▸ What you should do
Go through the records and show each line where the word "JSON" occurs.

▸ Records provided
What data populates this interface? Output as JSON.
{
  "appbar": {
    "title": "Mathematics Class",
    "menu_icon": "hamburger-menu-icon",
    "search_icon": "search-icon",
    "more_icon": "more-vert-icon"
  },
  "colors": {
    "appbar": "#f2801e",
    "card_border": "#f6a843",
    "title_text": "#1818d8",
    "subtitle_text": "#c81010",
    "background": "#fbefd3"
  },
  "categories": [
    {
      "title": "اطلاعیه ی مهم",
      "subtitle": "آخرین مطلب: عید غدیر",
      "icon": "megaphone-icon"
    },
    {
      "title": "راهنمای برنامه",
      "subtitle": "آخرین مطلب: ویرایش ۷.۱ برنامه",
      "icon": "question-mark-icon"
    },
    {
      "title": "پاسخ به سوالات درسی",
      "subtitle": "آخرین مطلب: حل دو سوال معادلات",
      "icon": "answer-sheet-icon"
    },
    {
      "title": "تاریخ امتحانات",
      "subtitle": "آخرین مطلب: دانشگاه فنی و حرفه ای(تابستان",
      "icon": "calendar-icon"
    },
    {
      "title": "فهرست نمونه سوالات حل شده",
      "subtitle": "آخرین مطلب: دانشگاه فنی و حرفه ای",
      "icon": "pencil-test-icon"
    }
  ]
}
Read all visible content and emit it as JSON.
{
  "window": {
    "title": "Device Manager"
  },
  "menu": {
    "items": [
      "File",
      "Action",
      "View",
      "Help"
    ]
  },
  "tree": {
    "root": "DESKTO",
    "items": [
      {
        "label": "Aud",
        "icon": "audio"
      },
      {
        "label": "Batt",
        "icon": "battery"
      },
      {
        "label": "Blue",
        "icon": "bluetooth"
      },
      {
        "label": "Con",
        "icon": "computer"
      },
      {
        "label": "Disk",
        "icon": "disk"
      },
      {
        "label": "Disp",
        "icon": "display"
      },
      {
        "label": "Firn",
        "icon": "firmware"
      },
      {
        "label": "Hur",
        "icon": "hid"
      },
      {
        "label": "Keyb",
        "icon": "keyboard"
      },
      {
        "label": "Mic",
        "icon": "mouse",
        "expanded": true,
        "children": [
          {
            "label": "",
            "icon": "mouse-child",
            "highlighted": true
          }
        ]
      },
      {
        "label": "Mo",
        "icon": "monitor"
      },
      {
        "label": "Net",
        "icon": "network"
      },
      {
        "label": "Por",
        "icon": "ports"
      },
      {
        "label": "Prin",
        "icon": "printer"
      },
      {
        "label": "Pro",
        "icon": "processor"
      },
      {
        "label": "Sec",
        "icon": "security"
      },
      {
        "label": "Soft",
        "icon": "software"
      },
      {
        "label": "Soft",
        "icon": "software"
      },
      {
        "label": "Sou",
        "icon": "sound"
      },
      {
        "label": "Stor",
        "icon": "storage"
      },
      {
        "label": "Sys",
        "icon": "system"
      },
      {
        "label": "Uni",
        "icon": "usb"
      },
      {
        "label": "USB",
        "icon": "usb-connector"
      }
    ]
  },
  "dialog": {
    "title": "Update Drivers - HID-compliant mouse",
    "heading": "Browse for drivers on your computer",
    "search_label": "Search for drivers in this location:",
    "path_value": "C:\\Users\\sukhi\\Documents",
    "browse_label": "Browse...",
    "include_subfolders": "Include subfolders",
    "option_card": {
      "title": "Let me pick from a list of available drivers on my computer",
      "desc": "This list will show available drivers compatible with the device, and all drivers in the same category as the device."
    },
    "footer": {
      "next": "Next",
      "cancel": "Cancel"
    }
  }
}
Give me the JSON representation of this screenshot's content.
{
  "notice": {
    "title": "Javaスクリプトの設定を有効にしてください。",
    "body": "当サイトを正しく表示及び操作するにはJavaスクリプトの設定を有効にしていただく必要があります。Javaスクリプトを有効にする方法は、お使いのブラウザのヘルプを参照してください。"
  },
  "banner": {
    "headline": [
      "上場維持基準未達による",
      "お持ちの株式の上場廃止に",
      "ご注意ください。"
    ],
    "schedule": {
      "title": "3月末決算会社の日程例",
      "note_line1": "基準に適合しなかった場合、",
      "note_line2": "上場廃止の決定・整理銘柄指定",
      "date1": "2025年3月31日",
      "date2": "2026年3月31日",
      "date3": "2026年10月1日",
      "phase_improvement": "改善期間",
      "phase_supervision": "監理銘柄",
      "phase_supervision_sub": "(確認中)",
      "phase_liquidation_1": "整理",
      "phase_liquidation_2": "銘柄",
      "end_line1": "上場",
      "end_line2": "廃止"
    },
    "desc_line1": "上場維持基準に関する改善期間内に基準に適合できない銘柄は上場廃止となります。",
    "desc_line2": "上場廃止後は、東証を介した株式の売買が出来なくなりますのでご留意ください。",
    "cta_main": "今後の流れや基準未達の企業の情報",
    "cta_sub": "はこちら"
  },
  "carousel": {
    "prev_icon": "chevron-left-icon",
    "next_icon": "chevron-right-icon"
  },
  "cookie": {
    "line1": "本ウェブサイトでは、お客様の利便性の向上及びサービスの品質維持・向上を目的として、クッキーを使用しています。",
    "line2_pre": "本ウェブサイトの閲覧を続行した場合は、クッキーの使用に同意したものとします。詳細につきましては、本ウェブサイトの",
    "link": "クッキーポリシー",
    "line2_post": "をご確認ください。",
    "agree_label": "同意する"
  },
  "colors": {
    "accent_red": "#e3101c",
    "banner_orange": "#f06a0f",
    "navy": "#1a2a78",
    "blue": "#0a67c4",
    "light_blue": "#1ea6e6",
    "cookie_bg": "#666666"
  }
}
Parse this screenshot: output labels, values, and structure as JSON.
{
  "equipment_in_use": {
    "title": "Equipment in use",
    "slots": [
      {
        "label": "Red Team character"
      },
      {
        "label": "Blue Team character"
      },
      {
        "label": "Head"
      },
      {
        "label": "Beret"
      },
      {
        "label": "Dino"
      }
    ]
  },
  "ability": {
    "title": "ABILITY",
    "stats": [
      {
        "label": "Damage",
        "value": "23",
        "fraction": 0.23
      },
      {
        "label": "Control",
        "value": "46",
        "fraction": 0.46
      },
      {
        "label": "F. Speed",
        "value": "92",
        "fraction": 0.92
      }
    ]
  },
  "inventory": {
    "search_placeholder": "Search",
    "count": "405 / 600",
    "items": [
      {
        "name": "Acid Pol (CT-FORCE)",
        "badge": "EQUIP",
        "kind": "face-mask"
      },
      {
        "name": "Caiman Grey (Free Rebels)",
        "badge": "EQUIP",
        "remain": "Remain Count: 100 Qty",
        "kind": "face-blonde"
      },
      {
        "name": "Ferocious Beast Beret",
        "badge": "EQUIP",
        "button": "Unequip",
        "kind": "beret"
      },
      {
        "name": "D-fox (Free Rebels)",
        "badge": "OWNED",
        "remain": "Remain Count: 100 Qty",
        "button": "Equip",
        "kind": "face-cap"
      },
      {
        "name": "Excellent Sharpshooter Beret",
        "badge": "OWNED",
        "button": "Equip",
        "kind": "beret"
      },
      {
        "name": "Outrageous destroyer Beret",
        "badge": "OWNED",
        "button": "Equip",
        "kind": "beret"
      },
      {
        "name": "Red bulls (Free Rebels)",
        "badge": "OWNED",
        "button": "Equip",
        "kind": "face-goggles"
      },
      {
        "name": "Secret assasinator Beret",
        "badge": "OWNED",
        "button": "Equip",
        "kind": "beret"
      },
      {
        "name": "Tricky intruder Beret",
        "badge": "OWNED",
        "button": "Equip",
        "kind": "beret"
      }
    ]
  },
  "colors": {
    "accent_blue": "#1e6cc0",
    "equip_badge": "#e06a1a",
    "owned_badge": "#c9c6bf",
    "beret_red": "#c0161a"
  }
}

▸ Solution
What data populates this interface? Output as JSON.
Read all visible content and emit it as JSON.
Give me the JSON representation of this screenshot's content.
Parse this screenshot: output labels, values, and structure as JSON.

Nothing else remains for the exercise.